This exercise asks for a copy of each line in the records below with the word "true" in it.

Stored dataset items:
***

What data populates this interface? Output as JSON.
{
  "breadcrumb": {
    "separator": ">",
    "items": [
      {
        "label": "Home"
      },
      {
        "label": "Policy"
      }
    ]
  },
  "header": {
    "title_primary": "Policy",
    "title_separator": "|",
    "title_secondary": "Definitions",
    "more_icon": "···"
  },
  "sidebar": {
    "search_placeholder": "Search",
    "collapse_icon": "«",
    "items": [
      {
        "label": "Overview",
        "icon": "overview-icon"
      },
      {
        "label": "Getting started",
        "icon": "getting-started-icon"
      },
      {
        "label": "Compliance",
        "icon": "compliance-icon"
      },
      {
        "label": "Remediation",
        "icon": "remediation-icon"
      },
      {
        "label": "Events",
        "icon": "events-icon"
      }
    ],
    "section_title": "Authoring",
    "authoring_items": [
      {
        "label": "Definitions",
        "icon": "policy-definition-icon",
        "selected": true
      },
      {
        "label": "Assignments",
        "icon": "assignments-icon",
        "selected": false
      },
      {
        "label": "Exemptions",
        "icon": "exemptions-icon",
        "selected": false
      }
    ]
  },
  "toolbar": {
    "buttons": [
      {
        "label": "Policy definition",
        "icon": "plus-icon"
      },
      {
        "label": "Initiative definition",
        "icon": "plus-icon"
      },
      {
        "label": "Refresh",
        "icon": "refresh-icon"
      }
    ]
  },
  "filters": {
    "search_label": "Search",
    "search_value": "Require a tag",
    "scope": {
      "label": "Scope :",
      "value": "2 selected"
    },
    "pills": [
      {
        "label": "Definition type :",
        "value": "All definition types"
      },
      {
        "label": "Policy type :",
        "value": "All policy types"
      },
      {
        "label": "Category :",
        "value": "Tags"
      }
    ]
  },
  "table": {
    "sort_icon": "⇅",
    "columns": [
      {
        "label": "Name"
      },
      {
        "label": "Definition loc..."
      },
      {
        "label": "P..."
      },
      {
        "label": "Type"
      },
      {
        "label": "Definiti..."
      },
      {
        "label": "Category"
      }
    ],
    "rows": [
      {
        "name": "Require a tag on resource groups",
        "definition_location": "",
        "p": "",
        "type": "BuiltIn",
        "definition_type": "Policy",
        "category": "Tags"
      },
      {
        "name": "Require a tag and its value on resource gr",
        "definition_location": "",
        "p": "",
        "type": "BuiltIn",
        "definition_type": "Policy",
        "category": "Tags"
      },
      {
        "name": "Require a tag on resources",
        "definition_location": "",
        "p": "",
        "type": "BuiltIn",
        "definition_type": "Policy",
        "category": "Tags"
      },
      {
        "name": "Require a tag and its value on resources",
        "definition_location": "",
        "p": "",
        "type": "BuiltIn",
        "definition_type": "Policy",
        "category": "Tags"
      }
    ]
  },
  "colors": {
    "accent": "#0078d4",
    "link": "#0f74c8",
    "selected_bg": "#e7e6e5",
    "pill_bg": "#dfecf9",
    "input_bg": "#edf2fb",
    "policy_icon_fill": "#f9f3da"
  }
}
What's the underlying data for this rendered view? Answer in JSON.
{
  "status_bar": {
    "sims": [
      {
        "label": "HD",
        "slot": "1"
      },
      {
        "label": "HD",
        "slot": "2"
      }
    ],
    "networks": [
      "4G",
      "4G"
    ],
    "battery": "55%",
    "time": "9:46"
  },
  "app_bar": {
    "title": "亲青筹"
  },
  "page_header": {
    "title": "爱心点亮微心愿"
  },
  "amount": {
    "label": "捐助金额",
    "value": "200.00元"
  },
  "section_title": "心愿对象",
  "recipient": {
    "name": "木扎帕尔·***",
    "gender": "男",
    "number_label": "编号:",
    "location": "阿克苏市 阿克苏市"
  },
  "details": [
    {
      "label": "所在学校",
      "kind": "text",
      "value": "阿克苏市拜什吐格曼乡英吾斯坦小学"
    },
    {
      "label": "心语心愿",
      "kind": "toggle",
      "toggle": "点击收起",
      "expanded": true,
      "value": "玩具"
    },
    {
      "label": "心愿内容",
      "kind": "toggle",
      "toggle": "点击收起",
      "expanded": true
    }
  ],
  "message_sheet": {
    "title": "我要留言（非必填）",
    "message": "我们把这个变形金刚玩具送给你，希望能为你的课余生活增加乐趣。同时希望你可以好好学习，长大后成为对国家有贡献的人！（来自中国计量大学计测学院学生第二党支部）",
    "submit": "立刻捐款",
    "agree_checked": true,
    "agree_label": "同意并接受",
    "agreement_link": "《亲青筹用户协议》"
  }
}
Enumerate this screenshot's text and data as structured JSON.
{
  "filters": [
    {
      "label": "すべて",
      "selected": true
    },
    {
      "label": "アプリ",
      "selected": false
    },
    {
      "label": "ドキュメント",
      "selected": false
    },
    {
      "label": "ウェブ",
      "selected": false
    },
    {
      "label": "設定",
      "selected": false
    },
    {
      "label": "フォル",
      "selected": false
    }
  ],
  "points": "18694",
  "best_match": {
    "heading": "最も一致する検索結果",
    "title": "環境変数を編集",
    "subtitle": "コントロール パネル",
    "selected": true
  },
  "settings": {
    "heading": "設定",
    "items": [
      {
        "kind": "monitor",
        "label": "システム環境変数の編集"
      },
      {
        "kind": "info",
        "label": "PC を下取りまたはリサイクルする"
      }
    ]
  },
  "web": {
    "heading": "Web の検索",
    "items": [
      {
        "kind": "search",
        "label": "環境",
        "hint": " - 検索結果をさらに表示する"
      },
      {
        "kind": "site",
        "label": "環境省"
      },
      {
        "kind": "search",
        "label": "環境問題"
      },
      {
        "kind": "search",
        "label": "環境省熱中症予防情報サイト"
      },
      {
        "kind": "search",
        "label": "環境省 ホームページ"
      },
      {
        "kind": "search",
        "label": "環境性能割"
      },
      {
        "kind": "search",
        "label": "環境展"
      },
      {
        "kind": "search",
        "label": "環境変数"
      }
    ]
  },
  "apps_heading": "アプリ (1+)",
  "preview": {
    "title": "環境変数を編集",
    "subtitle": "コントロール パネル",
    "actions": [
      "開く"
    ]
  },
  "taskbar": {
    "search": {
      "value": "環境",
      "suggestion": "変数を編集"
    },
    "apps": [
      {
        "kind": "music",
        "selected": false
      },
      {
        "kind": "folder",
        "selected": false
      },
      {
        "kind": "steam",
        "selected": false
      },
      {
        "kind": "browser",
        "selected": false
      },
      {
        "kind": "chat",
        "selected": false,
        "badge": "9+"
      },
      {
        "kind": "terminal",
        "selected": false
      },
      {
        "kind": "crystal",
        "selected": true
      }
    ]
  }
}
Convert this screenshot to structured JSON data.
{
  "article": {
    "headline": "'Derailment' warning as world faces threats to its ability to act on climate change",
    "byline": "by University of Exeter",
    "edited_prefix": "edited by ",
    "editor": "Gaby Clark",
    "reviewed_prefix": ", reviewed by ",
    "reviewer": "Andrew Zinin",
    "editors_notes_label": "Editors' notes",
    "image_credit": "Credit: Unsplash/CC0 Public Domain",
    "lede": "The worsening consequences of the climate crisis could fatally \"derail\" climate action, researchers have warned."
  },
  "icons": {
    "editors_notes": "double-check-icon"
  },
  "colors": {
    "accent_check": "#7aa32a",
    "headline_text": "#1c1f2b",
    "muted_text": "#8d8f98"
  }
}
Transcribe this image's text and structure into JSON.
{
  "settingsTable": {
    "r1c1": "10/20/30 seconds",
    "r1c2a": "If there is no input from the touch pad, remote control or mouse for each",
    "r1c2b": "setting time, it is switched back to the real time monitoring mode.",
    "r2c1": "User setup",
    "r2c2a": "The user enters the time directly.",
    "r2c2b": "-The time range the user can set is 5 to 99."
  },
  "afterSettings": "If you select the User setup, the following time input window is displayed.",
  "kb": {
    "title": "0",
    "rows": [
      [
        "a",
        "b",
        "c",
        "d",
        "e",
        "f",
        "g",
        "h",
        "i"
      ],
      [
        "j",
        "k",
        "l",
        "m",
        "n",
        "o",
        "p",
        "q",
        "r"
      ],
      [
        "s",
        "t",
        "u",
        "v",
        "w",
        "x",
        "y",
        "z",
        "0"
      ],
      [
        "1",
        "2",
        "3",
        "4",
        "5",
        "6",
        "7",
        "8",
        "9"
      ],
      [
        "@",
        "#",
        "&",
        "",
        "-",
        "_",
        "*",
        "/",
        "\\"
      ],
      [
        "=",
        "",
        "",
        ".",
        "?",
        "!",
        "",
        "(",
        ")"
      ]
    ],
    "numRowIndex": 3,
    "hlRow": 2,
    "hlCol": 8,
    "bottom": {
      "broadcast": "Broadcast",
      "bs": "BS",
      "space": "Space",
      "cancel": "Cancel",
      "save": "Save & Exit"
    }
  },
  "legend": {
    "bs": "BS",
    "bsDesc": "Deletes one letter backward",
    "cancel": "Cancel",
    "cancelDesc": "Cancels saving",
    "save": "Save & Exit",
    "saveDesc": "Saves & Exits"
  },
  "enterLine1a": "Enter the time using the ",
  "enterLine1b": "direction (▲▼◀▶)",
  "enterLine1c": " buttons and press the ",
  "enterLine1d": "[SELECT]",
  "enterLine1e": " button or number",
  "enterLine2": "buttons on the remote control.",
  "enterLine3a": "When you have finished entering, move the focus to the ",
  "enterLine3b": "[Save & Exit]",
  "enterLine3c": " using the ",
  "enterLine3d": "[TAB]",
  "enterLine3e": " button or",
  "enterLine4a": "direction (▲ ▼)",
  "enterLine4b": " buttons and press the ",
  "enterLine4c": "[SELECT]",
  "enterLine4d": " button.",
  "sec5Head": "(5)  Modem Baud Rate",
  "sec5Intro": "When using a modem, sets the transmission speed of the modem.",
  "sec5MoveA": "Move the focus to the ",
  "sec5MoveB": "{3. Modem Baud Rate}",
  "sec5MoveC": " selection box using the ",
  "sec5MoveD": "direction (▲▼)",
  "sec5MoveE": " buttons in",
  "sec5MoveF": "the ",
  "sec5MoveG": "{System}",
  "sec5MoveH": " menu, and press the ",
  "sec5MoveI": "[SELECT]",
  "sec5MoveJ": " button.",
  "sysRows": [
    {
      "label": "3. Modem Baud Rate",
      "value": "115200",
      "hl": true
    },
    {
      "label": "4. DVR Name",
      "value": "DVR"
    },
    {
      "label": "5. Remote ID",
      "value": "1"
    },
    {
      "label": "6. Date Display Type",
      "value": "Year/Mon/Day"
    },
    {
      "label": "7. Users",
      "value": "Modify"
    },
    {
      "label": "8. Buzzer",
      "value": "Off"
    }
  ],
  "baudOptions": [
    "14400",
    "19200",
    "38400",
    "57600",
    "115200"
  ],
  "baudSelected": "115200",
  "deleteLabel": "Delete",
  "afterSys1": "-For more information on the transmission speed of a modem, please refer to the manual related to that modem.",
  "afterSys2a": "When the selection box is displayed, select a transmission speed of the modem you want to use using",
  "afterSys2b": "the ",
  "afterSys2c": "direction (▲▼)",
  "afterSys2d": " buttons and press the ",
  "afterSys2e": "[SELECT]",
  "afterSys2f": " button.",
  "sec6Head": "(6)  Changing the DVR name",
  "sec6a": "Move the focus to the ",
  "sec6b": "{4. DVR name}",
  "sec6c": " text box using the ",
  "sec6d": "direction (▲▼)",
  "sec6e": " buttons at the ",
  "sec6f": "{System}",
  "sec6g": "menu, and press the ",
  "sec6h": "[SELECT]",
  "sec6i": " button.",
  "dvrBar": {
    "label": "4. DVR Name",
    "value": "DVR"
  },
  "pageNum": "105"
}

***

● **Written reply**:
        "selected": true
      "expanded": true,
      "expanded": true
    "agree_checked": true,
      "selected": true
    "selected": true
        "selected": true
      "hl": true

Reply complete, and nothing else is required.